Apart from the pictures, every entry below should be repeated exactly.

Start of Working data

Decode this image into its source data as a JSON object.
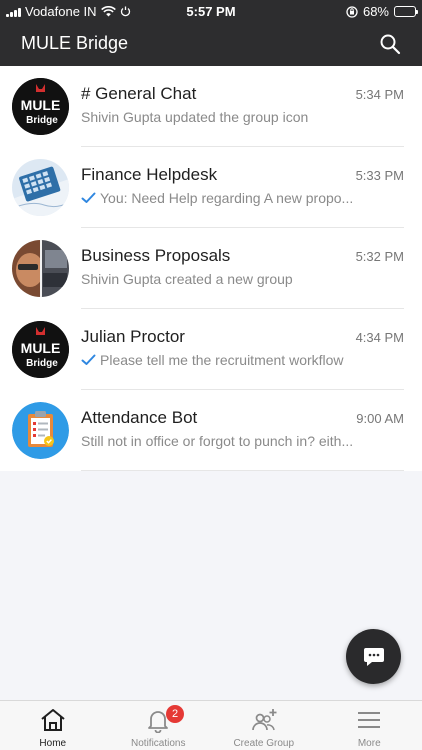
{
  "status_bar": {
    "carrier": "Vodafone IN",
    "time": "5:57 PM",
    "battery": "68%",
    "battery_level": 0.68
  },
  "app_bar": {
    "title": "MULE Bridge",
    "search_icon": "search-icon"
  },
  "chats": [
    {
      "title": "# General Chat",
      "time": "5:34 PM",
      "preview": "Shivin Gupta updated the group icon",
      "sent_tick": false,
      "avatar": "mule-bridge-logo",
      "avatar_text_1": "MULE",
      "avatar_text_2": "Bridge"
    },
    {
      "title": "Finance Helpdesk",
      "time": "5:33 PM",
      "preview": "You: Need Help regarding A new propo...",
      "sent_tick": true,
      "avatar": "calculator-image"
    },
    {
      "title": "Business Proposals",
      "time": "5:32 PM",
      "preview": "Shivin Gupta created a new group",
      "sent_tick": false,
      "avatar": "photo-collage"
    },
    {
      "title": "Julian Proctor",
      "time": "4:34 PM",
      "preview": "Please tell me the recruitment workflow",
      "sent_tick": true,
      "avatar": "mule-bridge-logo",
      "avatar_text_1": "MULE",
      "avatar_text_2": "Bridge"
    },
    {
      "title": "Attendance Bot",
      "time": "9:00 AM",
      "preview": "Still not in office or forgot to punch in? eith...",
      "sent_tick": false,
      "avatar": "clipboard-icon"
    }
  ],
  "fab": {
    "icon": "chat-bubble-icon"
  },
  "tabs": [
    {
      "label": "Home",
      "icon": "home-icon",
      "active": true
    },
    {
      "label": "Notifications",
      "icon": "bell-icon",
      "badge": "2"
    },
    {
      "label": "Create Group",
      "icon": "add-group-icon"
    },
    {
      "label": "More",
      "icon": "menu-icon"
    }
  ],
  "colors": {
    "bar_background": "#2d2d2f",
    "tick_blue": "#2f87e0",
    "badge_red": "#e53935",
    "logo_red": "#d32f2f",
    "clipboard_blue": "#2f9be6"
  }
}
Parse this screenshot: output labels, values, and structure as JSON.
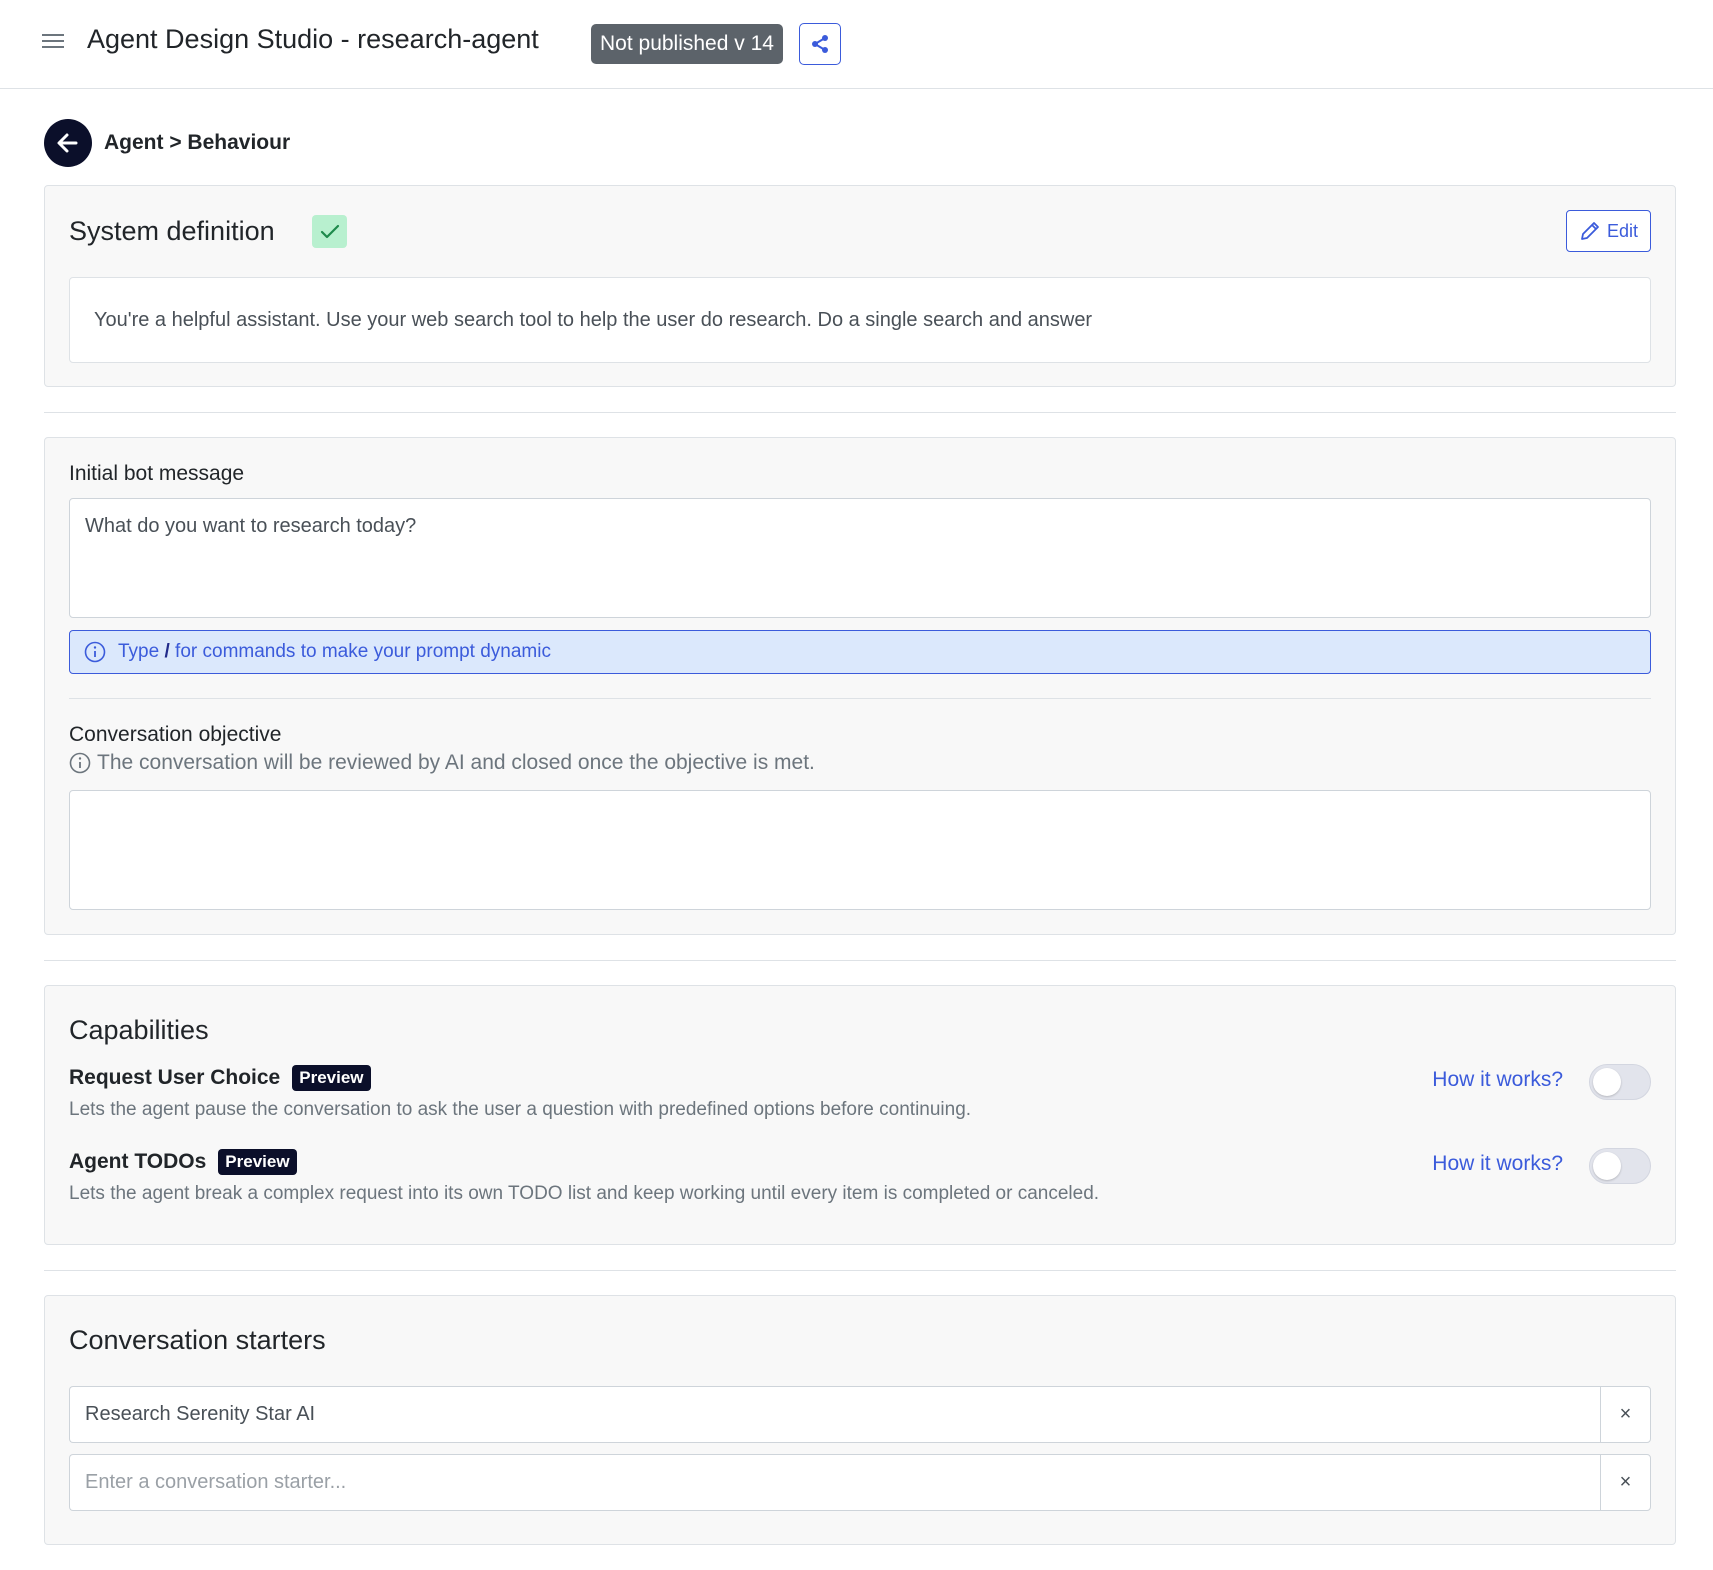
{
  "header": {
    "menu_icon": "hamburger-menu-icon",
    "title": "Agent Design Studio - research-agent",
    "status_badge": "Not published v 14",
    "share_icon": "share-icon"
  },
  "breadcrumb": {
    "back_icon": "arrow-left-icon",
    "text": "Agent > Behaviour"
  },
  "system_definition": {
    "title": "System definition",
    "status_icon": "check-icon",
    "edit_label": "Edit",
    "text": "You're a helpful assistant. Use your web search tool to help the user do research. Do a single search and answer"
  },
  "initial_message": {
    "label": "Initial bot message",
    "value": "What do you want to research today?",
    "info_type": "Type",
    "info_slash": "/",
    "info_rest": "for commands to make your prompt dynamic"
  },
  "objective": {
    "label": "Conversation objective",
    "hint": "The conversation will be reviewed by AI and closed once the objective is met.",
    "value": ""
  },
  "capabilities": {
    "title": "Capabilities",
    "items": [
      {
        "name": "Request User Choice",
        "badge": "Preview",
        "description": "Lets the agent pause the conversation to ask the user a question with predefined options before continuing.",
        "link": "How it works?",
        "enabled": false
      },
      {
        "name": "Agent TODOs",
        "badge": "Preview",
        "description": "Lets the agent break a complex request into its own TODO list and keep working until every item is completed or canceled.",
        "link": "How it works?",
        "enabled": false
      }
    ]
  },
  "starters": {
    "title": "Conversation starters",
    "items": [
      {
        "value": "Research Serenity Star AI",
        "placeholder": "Enter a conversation starter..."
      },
      {
        "value": "",
        "placeholder": "Enter a conversation starter..."
      }
    ],
    "remove_label": "×"
  },
  "colors": {
    "accent": "#3b5bdb",
    "dark": "#0b0f2a",
    "badge_bg": "#5c636a",
    "success_bg": "#b8f0cf",
    "info_bg": "#dbe8fc"
  }
}
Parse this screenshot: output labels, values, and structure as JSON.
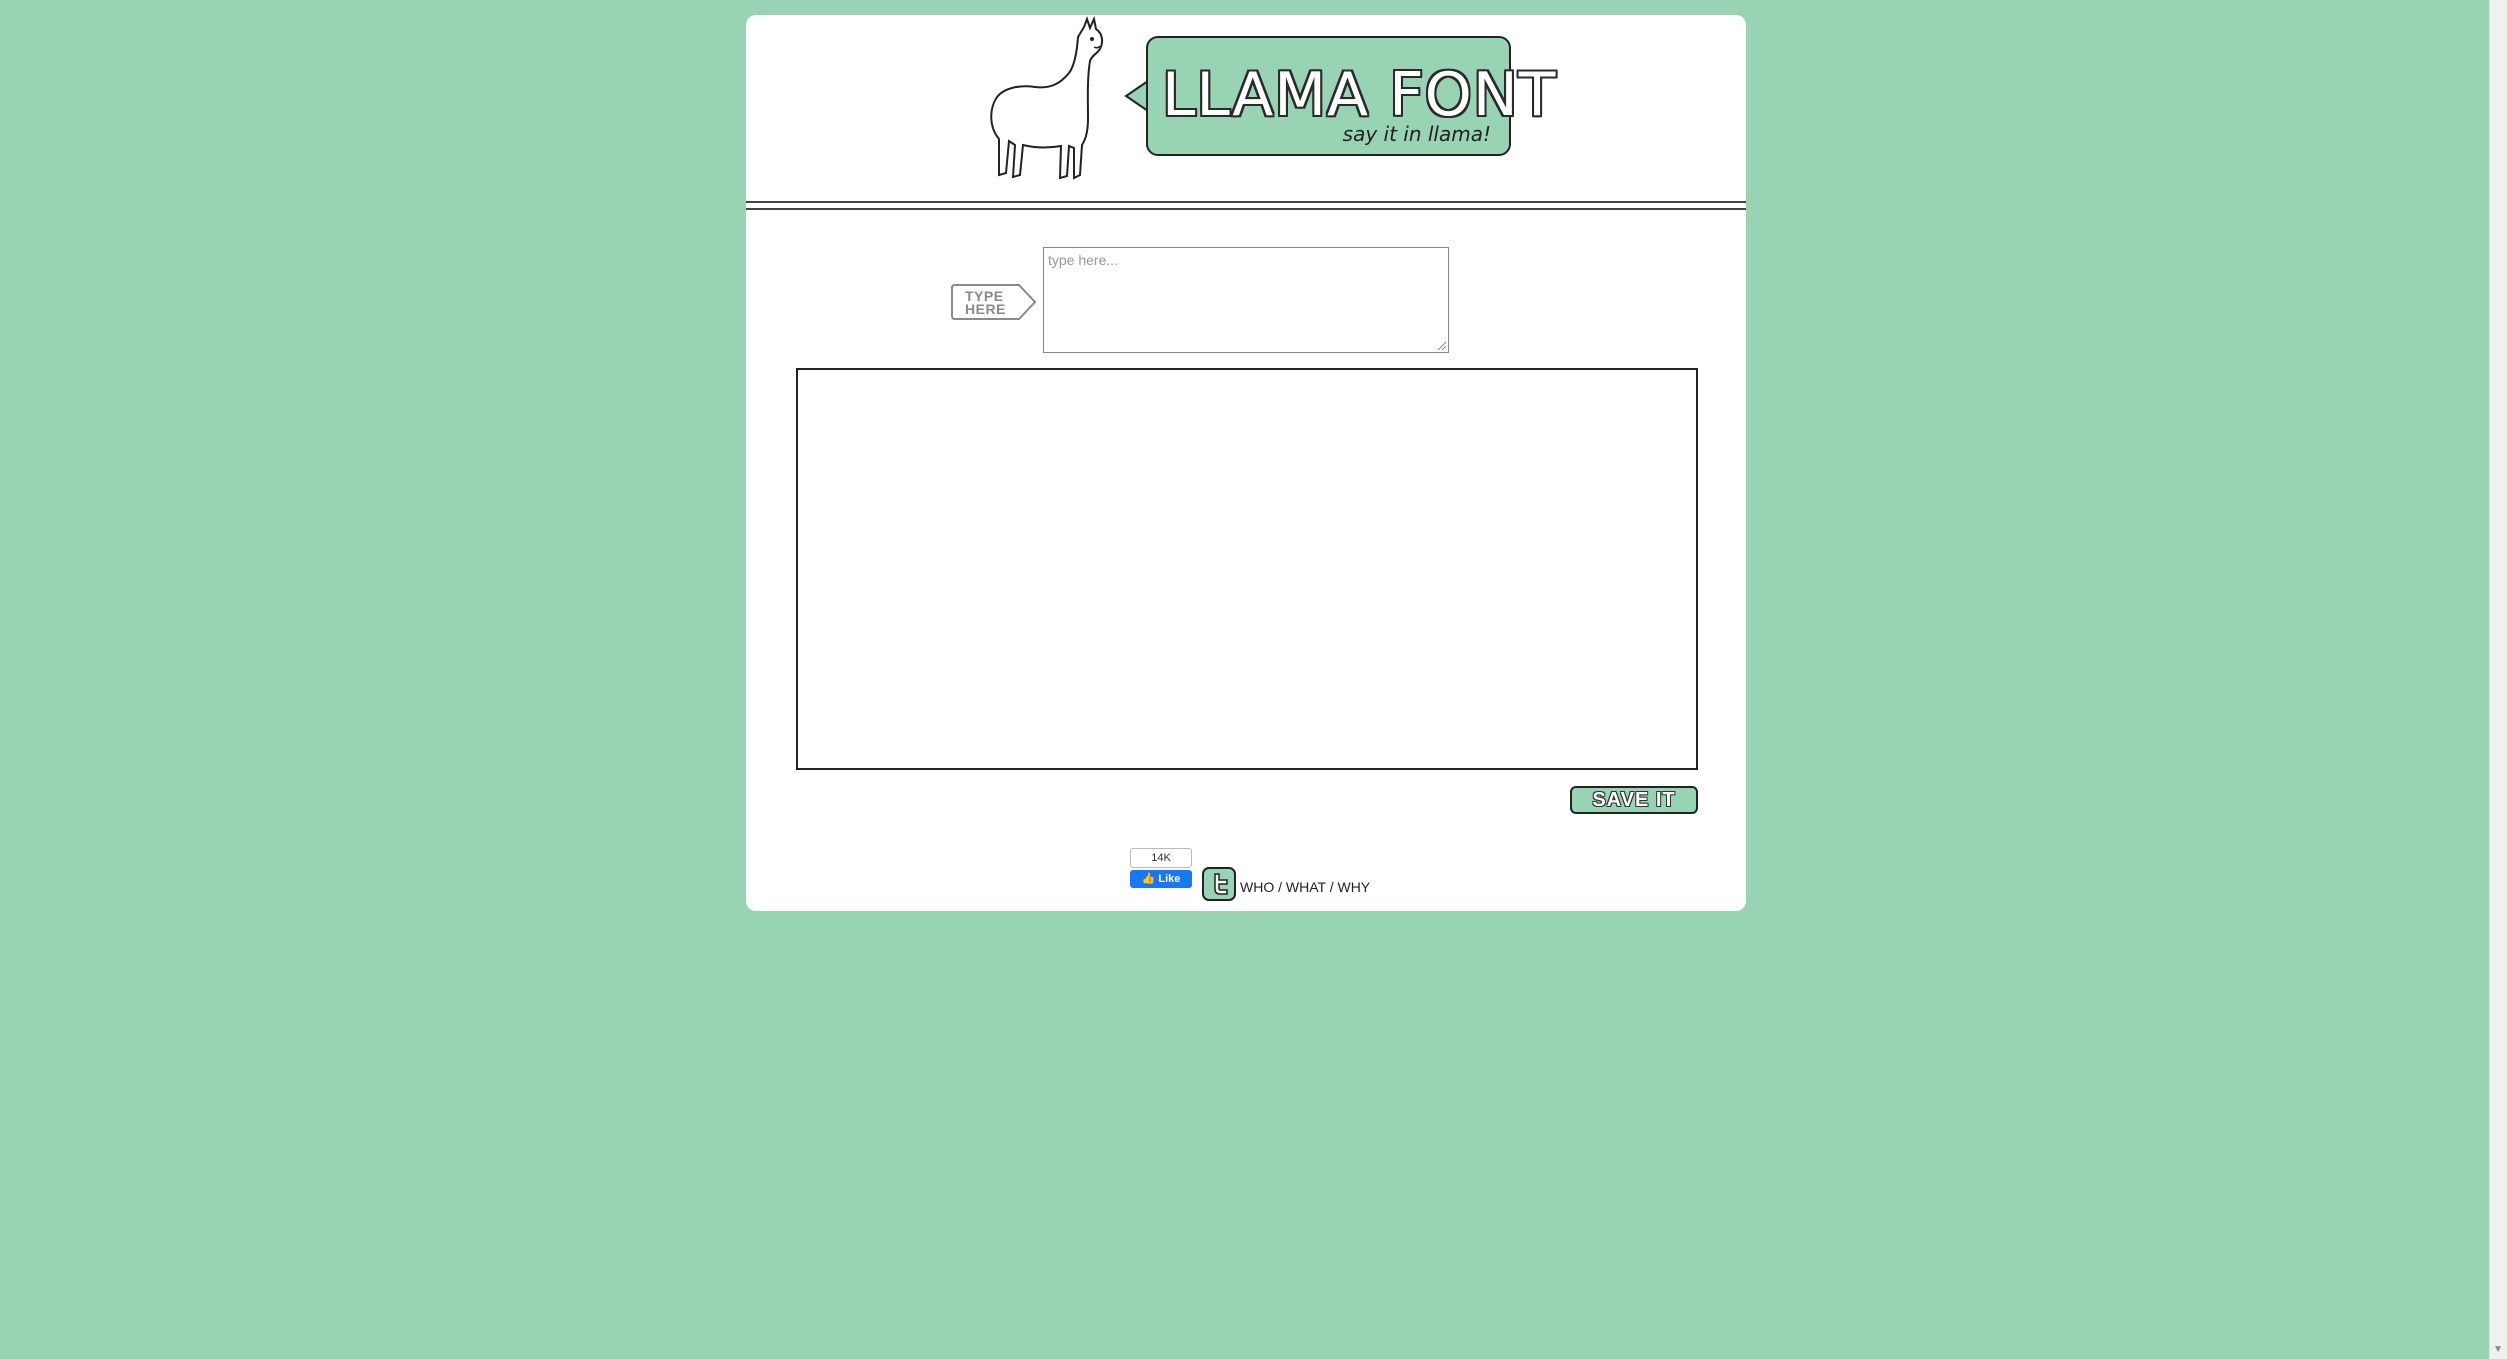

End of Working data

◆ Response box
Decode this image into its source data as a JSON object.
{
  "status_bar": {
    "carrier": "Vodafone IN",
    "time": "5:57 PM",
    "battery": "68%",
    "battery_level": 0.68
  },
  "app_bar": {
    "title": "MULE Bridge",
    "search_icon": "search-icon"
  },
  "chats": [
    {
      "title": "# General Chat",
      "time": "5:34 PM",
      "preview": "Shivin Gupta updated the group icon",
      "sent_tick": false,
      "avatar": "mule-bridge-logo",
      "avatar_text_1": "MULE",
      "avatar_text_2": "Bridge"
    },
    {
      "title": "Finance Helpdesk",
      "time": "5:33 PM",
      "preview": "You: Need Help regarding A new propo...",
      "sent_tick": true,
      "avatar": "calculator-image"
    },
    {
      "title": "Business Proposals",
      "time": "5:32 PM",
      "preview": "Shivin Gupta created a new group",
      "sent_tick": false,
      "avatar": "photo-collage"
    },
    {
      "title": "Julian Proctor",
      "time": "4:34 PM",
      "preview": "Please tell me the recruitment workflow",
      "sent_tick": true,
      "avatar": "mule-bridge-logo",
      "avatar_text_1": "MULE",
      "avatar_text_2": "Bridge"
    },
    {
      "title": "Attendance Bot",
      "time": "9:00 AM",
      "preview": "Still not in office or forgot to punch in? eith...",
      "sent_tick": false,
      "avatar": "clipboard-icon"
    }
  ],
  "fab": {
    "icon": "chat-bubble-icon"
  },
  "tabs": [
    {
      "label": "Home",
      "icon": "home-icon",
      "active": true
    },
    {
      "label": "Notifications",
      "icon": "bell-icon",
      "badge": "2"
    },
    {
      "label": "Create Group",
      "icon": "add-group-icon"
    },
    {
      "label": "More",
      "icon": "menu-icon"
    }
  ],
  "colors": {
    "bar_background": "#2d2d2f",
    "tick_blue": "#2f87e0",
    "badge_red": "#e53935",
    "logo_red": "#d32f2f",
    "clipboard_blue": "#2f9be6"
  }
}
Parse this screenshot: output labels, values, and structure as JSON.
{
  "header": {
    "menu_icon": "hamburger-menu-icon",
    "title": "Agent Design Studio - research-agent",
    "status_badge": "Not published v 14",
    "share_icon": "share-icon"
  },
  "breadcrumb": {
    "back_icon": "arrow-left-icon",
    "text": "Agent > Behaviour"
  },
  "system_definition": {
    "title": "System definition",
    "status_icon": "check-icon",
    "edit_label": "Edit",
    "text": "You're a helpful assistant. Use your web search tool to help the user do research. Do a single search and answer"
  },
  "initial_message": {
    "label": "Initial bot message",
    "value": "What do you want to research today?",
    "info_type": "Type",
    "info_slash": "/",
    "info_rest": "for commands to make your prompt dynamic"
  },
  "objective": {
    "label": "Conversation objective",
    "hint": "The conversation will be reviewed by AI and closed once the objective is met.",
    "value": ""
  },
  "capabilities": {
    "title": "Capabilities",
    "items": [
      {
        "name": "Request User Choice",
        "badge": "Preview",
        "description": "Lets the agent pause the conversation to ask the user a question with predefined options before continuing.",
        "link": "How it works?",
        "enabled": false
      },
      {
        "name": "Agent TODOs",
        "badge": "Preview",
        "description": "Lets the agent break a complex request into its own TODO list and keep working until every item is completed or canceled.",
        "link": "How it works?",
        "enabled": false
      }
    ]
  },
  "starters": {
    "title": "Conversation starters",
    "items": [
      {
        "value": "Research Serenity Star AI",
        "placeholder": "Enter a conversation starter..."
      },
      {
        "value": "",
        "placeholder": "Enter a conversation starter..."
      }
    ],
    "remove_label": "×"
  },
  "colors": {
    "accent": "#3b5bdb",
    "dark": "#0b0f2a",
    "badge_bg": "#5c636a",
    "success_bg": "#b8f0cf",
    "info_bg": "#dbe8fc"
  }
}
Parse this screenshot: output labels, values, and structure as JSON.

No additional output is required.